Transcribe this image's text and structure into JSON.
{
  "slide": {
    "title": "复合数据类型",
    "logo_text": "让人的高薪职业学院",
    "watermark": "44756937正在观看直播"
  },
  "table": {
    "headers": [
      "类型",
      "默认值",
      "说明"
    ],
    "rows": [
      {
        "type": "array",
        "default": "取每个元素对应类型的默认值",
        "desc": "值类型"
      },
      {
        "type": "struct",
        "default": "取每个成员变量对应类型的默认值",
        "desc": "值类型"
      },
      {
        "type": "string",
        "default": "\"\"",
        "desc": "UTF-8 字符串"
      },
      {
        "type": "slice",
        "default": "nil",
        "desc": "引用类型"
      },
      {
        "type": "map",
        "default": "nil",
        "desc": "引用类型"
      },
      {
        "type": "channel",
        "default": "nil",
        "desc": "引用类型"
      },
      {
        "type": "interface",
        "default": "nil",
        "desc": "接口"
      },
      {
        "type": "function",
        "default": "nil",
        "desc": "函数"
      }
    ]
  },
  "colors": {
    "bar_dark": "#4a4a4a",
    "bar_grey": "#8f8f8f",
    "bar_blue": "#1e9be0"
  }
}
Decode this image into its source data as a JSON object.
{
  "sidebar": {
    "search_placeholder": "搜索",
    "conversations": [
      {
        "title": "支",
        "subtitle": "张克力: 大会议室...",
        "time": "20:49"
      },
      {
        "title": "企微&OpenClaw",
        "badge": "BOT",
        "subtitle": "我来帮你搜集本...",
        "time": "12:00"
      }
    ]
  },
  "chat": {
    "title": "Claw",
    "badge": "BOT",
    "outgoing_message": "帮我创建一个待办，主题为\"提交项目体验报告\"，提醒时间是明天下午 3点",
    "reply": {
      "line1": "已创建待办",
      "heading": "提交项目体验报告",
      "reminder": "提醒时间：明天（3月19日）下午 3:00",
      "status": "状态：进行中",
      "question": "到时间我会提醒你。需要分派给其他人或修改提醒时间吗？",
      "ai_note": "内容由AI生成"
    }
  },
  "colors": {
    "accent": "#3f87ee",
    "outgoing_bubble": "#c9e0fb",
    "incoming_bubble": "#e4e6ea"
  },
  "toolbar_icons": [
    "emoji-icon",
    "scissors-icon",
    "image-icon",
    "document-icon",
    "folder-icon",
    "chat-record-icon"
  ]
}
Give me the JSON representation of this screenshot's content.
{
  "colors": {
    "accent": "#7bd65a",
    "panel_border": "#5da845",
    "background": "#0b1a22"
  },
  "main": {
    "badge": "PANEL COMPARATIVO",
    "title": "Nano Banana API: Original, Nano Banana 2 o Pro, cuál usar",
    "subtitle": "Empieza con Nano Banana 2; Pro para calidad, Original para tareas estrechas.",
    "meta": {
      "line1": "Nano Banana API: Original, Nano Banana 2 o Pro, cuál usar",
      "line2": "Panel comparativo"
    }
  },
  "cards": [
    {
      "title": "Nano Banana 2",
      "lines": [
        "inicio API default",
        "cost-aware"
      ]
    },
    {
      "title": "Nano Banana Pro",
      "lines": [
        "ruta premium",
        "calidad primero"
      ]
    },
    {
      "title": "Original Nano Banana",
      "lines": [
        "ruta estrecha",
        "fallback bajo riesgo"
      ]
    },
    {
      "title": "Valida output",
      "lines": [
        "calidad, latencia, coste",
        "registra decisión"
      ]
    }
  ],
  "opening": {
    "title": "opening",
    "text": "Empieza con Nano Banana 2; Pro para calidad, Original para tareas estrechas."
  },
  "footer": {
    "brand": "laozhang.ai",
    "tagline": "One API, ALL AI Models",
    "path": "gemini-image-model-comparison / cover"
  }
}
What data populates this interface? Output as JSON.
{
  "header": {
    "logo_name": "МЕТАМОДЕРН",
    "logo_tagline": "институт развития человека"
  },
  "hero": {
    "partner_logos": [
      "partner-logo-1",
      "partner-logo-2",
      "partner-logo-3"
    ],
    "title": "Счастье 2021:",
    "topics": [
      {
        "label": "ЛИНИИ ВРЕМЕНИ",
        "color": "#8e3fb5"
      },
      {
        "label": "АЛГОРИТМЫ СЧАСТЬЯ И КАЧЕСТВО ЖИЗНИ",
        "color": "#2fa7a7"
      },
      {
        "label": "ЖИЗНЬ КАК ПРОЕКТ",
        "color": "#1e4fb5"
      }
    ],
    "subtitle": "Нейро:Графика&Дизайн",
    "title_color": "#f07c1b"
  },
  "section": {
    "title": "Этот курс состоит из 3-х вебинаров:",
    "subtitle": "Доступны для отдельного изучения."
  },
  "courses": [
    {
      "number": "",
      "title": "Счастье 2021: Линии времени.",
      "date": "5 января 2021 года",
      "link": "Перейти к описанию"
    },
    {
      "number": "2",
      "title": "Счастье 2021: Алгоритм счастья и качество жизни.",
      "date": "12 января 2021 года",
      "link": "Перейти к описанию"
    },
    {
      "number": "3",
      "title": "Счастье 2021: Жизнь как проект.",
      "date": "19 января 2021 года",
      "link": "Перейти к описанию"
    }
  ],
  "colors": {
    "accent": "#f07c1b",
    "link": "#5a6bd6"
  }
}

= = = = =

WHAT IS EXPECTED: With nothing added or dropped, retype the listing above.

RESULT:
Transcribe this image's text and structure into JSON.
{
  "slide": {
    "title": "复合数据类型",
    "logo_text": "让人的高薪职业学院",
    "watermark": "44756937正在观看直播"
  },
  "table": {
    "headers": [
      "类型",
      "默认值",
      "说明"
    ],
    "rows": [
      {
        "type": "array",
        "default": "取每个元素对应类型的默认值",
        "desc": "值类型"
      },
      {
        "type": "struct",
        "default": "取每个成员变量对应类型的默认值",
        "desc": "值类型"
      },
      {
        "type": "string",
        "default": "\"\"",
        "desc": "UTF-8 字符串"
      },
      {
        "type": "slice",
        "default": "nil",
        "desc": "引用类型"
      },
      {
        "type": "map",
        "default": "nil",
        "desc": "引用类型"
      },
      {
        "type": "channel",
        "default": "nil",
        "desc": "引用类型"
      },
      {
        "type": "interface",
        "default": "nil",
        "desc": "接口"
      },
      {
        "type": "function",
        "default": "nil",
        "desc": "函数"
      }
    ]
  },
  "colors": {
    "bar_dark": "#4a4a4a",
    "bar_grey": "#8f8f8f",
    "bar_blue": "#1e9be0"
  }
}
Decode this image into its source data as a JSON object.
{
  "sidebar": {
    "search_placeholder": "搜索",
    "conversations": [
      {
        "title": "支",
        "subtitle": "张克力: 大会议室...",
        "time": "20:49"
      },
      {
        "title": "企微&OpenClaw",
        "badge": "BOT",
        "subtitle": "我来帮你搜集本...",
        "time": "12:00"
      }
    ]
  },
  "chat": {
    "title": "Claw",
    "badge": "BOT",
    "outgoing_message": "帮我创建一个待办，主题为\"提交项目体验报告\"，提醒时间是明天下午 3点",
    "reply": {
      "line1": "已创建待办",
      "heading": "提交项目体验报告",
      "reminder": "提醒时间：明天（3月19日）下午 3:00",
      "status": "状态：进行中",
      "question": "到时间我会提醒你。需要分派给其他人或修改提醒时间吗？",
      "ai_note": "内容由AI生成"
    }
  },
  "colors": {
    "accent": "#3f87ee",
    "outgoing_bubble": "#c9e0fb",
    "incoming_bubble": "#e4e6ea"
  },
  "toolbar_icons": [
    "emoji-icon",
    "scissors-icon",
    "image-icon",
    "document-icon",
    "folder-icon",
    "chat-record-icon"
  ]
}
Give me the JSON representation of this screenshot's content.
{
  "colors": {
    "accent": "#7bd65a",
    "panel_border": "#5da845",
    "background": "#0b1a22"
  },
  "main": {
    "badge": "PANEL COMPARATIVO",
    "title": "Nano Banana API: Original, Nano Banana 2 o Pro, cuál usar",
    "subtitle": "Empieza con Nano Banana 2; Pro para calidad, Original para tareas estrechas.",
    "meta": {
      "line1": "Nano Banana API: Original, Nano Banana 2 o Pro, cuál usar",
      "line2": "Panel comparativo"
    }
  },
  "cards": [
    {
      "title": "Nano Banana 2",
      "lines": [
        "inicio API default",
        "cost-aware"
      ]
    },
    {
      "title": "Nano Banana Pro",
      "lines": [
        "ruta premium",
        "calidad primero"
      ]
    },
    {
      "title": "Original Nano Banana",
      "lines": [
        "ruta estrecha",
        "fallback bajo riesgo"
      ]
    },
    {
      "title": "Valida output",
      "lines": [
        "calidad, latencia, coste",
        "registra decisión"
      ]
    }
  ],
  "opening": {
    "title": "opening",
    "text": "Empieza con Nano Banana 2; Pro para calidad, Original para tareas estrechas."
  },
  "footer": {
    "brand": "laozhang.ai",
    "tagline": "One API, ALL AI Models",
    "path": "gemini-image-model-comparison / cover"
  }
}
What data populates this interface? Output as JSON.
{
  "header": {
    "logo_name": "МЕТАМОДЕРН",
    "logo_tagline": "институт развития человека"
  },
  "hero": {
    "partner_logos": [
      "partner-logo-1",
      "partner-logo-2",
      "partner-logo-3"
    ],
    "title": "Счастье 2021:",
    "topics": [
      {
        "label": "ЛИНИИ ВРЕМЕНИ",
        "color": "#8e3fb5"
      },
      {
        "label": "АЛГОРИТМЫ СЧАСТЬЯ И КАЧЕСТВО ЖИЗНИ",
        "color": "#2fa7a7"
      },
      {
        "label": "ЖИЗНЬ КАК ПРОЕКТ",
        "color": "#1e4fb5"
      }
    ],
    "subtitle": "Нейро:Графика&Дизайн",
    "title_color": "#f07c1b"
  },
  "section": {
    "title": "Этот курс состоит из 3-х вебинаров:",
    "subtitle": "Доступны для отдельного изучения."
  },
  "courses": [
    {
      "number": "",
      "title": "Счастье 2021: Линии времени.",
      "date": "5 января 2021 года",
      "link": "Перейти к описанию"
    },
    {
      "number": "2",
      "title": "Счастье 2021: Алгоритм счастья и качество жизни.",
      "date": "12 января 2021 года",
      "link": "Перейти к описанию"
    },
    {
      "number": "3",
      "title": "Счастье 2021: Жизнь как проект.",
      "date": "19 января 2021 года",
      "link": "Перейти к описанию"
    }
  ],
  "colors": {
    "accent": "#f07c1b",
    "link": "#5a6bd6"
  }
}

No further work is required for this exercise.